Excerpts from an interface dataset:
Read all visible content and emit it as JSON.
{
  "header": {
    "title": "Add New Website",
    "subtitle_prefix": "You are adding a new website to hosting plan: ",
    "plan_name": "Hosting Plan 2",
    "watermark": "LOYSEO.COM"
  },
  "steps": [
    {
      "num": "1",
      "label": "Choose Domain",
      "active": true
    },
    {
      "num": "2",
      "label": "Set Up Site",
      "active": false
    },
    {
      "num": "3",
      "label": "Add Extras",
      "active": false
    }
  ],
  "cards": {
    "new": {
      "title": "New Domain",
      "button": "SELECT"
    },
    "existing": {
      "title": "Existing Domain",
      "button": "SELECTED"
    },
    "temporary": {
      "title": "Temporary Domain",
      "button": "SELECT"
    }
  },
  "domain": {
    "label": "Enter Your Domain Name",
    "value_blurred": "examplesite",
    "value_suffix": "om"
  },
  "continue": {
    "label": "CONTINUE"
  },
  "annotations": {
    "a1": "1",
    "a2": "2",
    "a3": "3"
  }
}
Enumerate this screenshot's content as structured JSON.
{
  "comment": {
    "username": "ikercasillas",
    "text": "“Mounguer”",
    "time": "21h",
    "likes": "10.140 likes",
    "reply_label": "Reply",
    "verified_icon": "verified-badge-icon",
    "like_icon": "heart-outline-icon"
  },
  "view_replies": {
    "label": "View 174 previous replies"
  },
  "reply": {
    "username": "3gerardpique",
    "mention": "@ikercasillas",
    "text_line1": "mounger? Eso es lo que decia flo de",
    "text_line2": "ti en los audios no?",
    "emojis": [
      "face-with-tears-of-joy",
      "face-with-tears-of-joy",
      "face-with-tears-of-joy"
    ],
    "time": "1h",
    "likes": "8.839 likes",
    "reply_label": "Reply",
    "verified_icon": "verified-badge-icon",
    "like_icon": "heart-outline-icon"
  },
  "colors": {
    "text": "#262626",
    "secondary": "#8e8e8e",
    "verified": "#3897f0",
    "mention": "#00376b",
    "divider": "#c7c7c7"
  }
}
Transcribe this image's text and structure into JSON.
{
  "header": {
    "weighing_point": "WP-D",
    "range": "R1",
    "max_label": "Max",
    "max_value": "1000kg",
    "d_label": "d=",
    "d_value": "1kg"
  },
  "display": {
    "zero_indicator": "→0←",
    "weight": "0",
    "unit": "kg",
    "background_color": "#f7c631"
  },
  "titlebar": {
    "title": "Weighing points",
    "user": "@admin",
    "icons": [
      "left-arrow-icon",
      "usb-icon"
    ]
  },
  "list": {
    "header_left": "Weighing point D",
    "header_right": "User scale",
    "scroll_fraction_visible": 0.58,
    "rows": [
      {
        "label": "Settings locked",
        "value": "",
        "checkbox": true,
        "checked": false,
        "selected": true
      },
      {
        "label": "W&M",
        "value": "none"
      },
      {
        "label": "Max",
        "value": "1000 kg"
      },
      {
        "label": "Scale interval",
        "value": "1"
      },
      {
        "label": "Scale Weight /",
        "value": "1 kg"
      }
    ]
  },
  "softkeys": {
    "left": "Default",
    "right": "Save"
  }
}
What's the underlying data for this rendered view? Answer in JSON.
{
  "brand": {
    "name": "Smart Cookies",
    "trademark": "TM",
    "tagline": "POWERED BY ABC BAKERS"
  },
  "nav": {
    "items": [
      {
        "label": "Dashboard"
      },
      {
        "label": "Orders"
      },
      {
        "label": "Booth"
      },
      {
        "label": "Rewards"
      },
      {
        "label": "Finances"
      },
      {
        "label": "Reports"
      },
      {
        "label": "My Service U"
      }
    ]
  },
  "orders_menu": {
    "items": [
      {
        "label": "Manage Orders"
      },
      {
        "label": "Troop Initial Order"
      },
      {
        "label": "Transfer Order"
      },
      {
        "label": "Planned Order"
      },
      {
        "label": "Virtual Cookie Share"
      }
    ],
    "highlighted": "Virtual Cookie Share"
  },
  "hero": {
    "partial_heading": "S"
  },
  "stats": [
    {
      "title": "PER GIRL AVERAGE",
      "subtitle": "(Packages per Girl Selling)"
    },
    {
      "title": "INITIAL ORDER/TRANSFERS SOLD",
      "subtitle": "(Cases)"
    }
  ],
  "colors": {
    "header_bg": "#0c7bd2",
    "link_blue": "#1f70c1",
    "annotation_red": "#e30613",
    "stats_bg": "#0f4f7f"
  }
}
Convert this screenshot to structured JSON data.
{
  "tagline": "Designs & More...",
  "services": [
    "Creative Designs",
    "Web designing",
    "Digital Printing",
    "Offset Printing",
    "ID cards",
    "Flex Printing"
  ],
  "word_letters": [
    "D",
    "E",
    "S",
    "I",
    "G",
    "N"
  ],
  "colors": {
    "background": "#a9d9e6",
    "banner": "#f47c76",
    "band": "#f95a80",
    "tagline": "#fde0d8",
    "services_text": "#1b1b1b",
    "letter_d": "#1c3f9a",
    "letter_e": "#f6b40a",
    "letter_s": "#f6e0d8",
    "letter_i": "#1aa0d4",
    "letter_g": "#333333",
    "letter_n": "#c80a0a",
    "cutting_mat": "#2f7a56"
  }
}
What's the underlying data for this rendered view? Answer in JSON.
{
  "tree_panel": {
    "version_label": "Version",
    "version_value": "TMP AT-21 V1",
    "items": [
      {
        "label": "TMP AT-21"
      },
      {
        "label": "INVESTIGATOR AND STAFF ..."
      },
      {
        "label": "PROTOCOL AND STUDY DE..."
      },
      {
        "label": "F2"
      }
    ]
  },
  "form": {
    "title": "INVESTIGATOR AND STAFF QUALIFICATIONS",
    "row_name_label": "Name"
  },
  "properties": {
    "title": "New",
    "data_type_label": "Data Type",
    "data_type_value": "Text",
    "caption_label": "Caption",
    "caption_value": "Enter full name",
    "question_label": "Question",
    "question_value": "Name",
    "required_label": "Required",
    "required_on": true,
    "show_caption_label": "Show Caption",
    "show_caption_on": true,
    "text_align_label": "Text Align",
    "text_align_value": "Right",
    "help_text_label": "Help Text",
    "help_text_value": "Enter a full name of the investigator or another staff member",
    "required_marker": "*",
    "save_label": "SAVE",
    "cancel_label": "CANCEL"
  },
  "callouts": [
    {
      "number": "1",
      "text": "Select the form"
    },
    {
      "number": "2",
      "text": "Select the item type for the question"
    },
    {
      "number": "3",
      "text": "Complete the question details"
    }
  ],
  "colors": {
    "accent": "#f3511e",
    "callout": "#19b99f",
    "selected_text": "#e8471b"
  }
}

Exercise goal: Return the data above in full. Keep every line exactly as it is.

Written response:
Read all visible content and emit it as JSON.
{
  "header": {
    "title": "Add New Website",
    "subtitle_prefix": "You are adding a new website to hosting plan: ",
    "plan_name": "Hosting Plan 2",
    "watermark": "LOYSEO.COM"
  },
  "steps": [
    {
      "num": "1",
      "label": "Choose Domain",
      "active": true
    },
    {
      "num": "2",
      "label": "Set Up Site",
      "active": false
    },
    {
      "num": "3",
      "label": "Add Extras",
      "active": false
    }
  ],
  "cards": {
    "new": {
      "title": "New Domain",
      "button": "SELECT"
    },
    "existing": {
      "title": "Existing Domain",
      "button": "SELECTED"
    },
    "temporary": {
      "title": "Temporary Domain",
      "button": "SELECT"
    }
  },
  "domain": {
    "label": "Enter Your Domain Name",
    "value_blurred": "examplesite",
    "value_suffix": "om"
  },
  "continue": {
    "label": "CONTINUE"
  },
  "annotations": {
    "a1": "1",
    "a2": "2",
    "a3": "3"
  }
}
Enumerate this screenshot's content as structured JSON.
{
  "comment": {
    "username": "ikercasillas",
    "text": "“Mounguer”",
    "time": "21h",
    "likes": "10.140 likes",
    "reply_label": "Reply",
    "verified_icon": "verified-badge-icon",
    "like_icon": "heart-outline-icon"
  },
  "view_replies": {
    "label": "View 174 previous replies"
  },
  "reply": {
    "username": "3gerardpique",
    "mention": "@ikercasillas",
    "text_line1": "mounger? Eso es lo que decia flo de",
    "text_line2": "ti en los audios no?",
    "emojis": [
      "face-with-tears-of-joy",
      "face-with-tears-of-joy",
      "face-with-tears-of-joy"
    ],
    "time": "1h",
    "likes": "8.839 likes",
    "reply_label": "Reply",
    "verified_icon": "verified-badge-icon",
    "like_icon": "heart-outline-icon"
  },
  "colors": {
    "text": "#262626",
    "secondary": "#8e8e8e",
    "verified": "#3897f0",
    "mention": "#00376b",
    "divider": "#c7c7c7"
  }
}
Transcribe this image's text and structure into JSON.
{
  "header": {
    "weighing_point": "WP-D",
    "range": "R1",
    "max_label": "Max",
    "max_value": "1000kg",
    "d_label": "d=",
    "d_value": "1kg"
  },
  "display": {
    "zero_indicator": "→0←",
    "weight": "0",
    "unit": "kg",
    "background_color": "#f7c631"
  },
  "titlebar": {
    "title": "Weighing points",
    "user": "@admin",
    "icons": [
      "left-arrow-icon",
      "usb-icon"
    ]
  },
  "list": {
    "header_left": "Weighing point D",
    "header_right": "User scale",
    "scroll_fraction_visible": 0.58,
    "rows": [
      {
        "label": "Settings locked",
        "value": "",
        "checkbox": true,
        "checked": false,
        "selected": true
      },
      {
        "label": "W&M",
        "value": "none"
      },
      {
        "label": "Max",
        "value": "1000 kg"
      },
      {
        "label": "Scale interval",
        "value": "1"
      },
      {
        "label": "Scale Weight /",
        "value": "1 kg"
      }
    ]
  },
  "softkeys": {
    "left": "Default",
    "right": "Save"
  }
}
What's the underlying data for this rendered view? Answer in JSON.
{
  "brand": {
    "name": "Smart Cookies",
    "trademark": "TM",
    "tagline": "POWERED BY ABC BAKERS"
  },
  "nav": {
    "items": [
      {
        "label": "Dashboard"
      },
      {
        "label": "Orders"
      },
      {
        "label": "Booth"
      },
      {
        "label": "Rewards"
      },
      {
        "label": "Finances"
      },
      {
        "label": "Reports"
      },
      {
        "label": "My Service U"
      }
    ]
  },
  "orders_menu": {
    "items": [
      {
        "label": "Manage Orders"
      },
      {
        "label": "Troop Initial Order"
      },
      {
        "label": "Transfer Order"
      },
      {
        "label": "Planned Order"
      },
      {
        "label": "Virtual Cookie Share"
      }
    ],
    "highlighted": "Virtual Cookie Share"
  },
  "hero": {
    "partial_heading": "S"
  },
  "stats": [
    {
      "title": "PER GIRL AVERAGE",
      "subtitle": "(Packages per Girl Selling)"
    },
    {
      "title": "INITIAL ORDER/TRANSFERS SOLD",
      "subtitle": "(Cases)"
    }
  ],
  "colors": {
    "header_bg": "#0c7bd2",
    "link_blue": "#1f70c1",
    "annotation_red": "#e30613",
    "stats_bg": "#0f4f7f"
  }
}
Convert this screenshot to structured JSON data.
{
  "tagline": "Designs & More...",
  "services": [
    "Creative Designs",
    "Web designing",
    "Digital Printing",
    "Offset Printing",
    "ID cards",
    "Flex Printing"
  ],
  "word_letters": [
    "D",
    "E",
    "S",
    "I",
    "G",
    "N"
  ],
  "colors": {
    "background": "#a9d9e6",
    "banner": "#f47c76",
    "band": "#f95a80",
    "tagline": "#fde0d8",
    "services_text": "#1b1b1b",
    "letter_d": "#1c3f9a",
    "letter_e": "#f6b40a",
    "letter_s": "#f6e0d8",
    "letter_i": "#1aa0d4",
    "letter_g": "#333333",
    "letter_n": "#c80a0a",
    "cutting_mat": "#2f7a56"
  }
}
What's the underlying data for this rendered view? Answer in JSON.
{
  "tree_panel": {
    "version_label": "Version",
    "version_value": "TMP AT-21 V1",
    "items": [
      {
        "label": "TMP AT-21"
      },
      {
        "label": "INVESTIGATOR AND STAFF ..."
      },
      {
        "label": "PROTOCOL AND STUDY DE..."
      },
      {
        "label": "F2"
      }
    ]
  },
  "form": {
    "title": "INVESTIGATOR AND STAFF QUALIFICATIONS",
    "row_name_label": "Name"
  },
  "properties": {
    "title": "New",
    "data_type_label": "Data Type",
    "data_type_value": "Text",
    "caption_label": "Caption",
    "caption_value": "Enter full name",
    "question_label": "Question",
    "question_value": "Name",
    "required_label": "Required",
    "required_on": true,
    "show_caption_label": "Show Caption",
    "show_caption_on": true,
    "text_align_label": "Text Align",
    "text_align_value": "Right",
    "help_text_label": "Help Text",
    "help_text_value": "Enter a full name of the investigator or another staff member",
    "required_marker": "*",
    "save_label": "SAVE",
    "cancel_label": "CANCEL"
  },
  "callouts": [
    {
      "number": "1",
      "text": "Select the form"
    },
    {
      "number": "2",
      "text": "Select the item type for the question"
    },
    {
      "number": "3",
      "text": "Complete the question details"
    }
  ],
  "colors": {
    "accent": "#f3511e",
    "callout": "#19b99f",
    "selected_text": "#e8471b"
  }
}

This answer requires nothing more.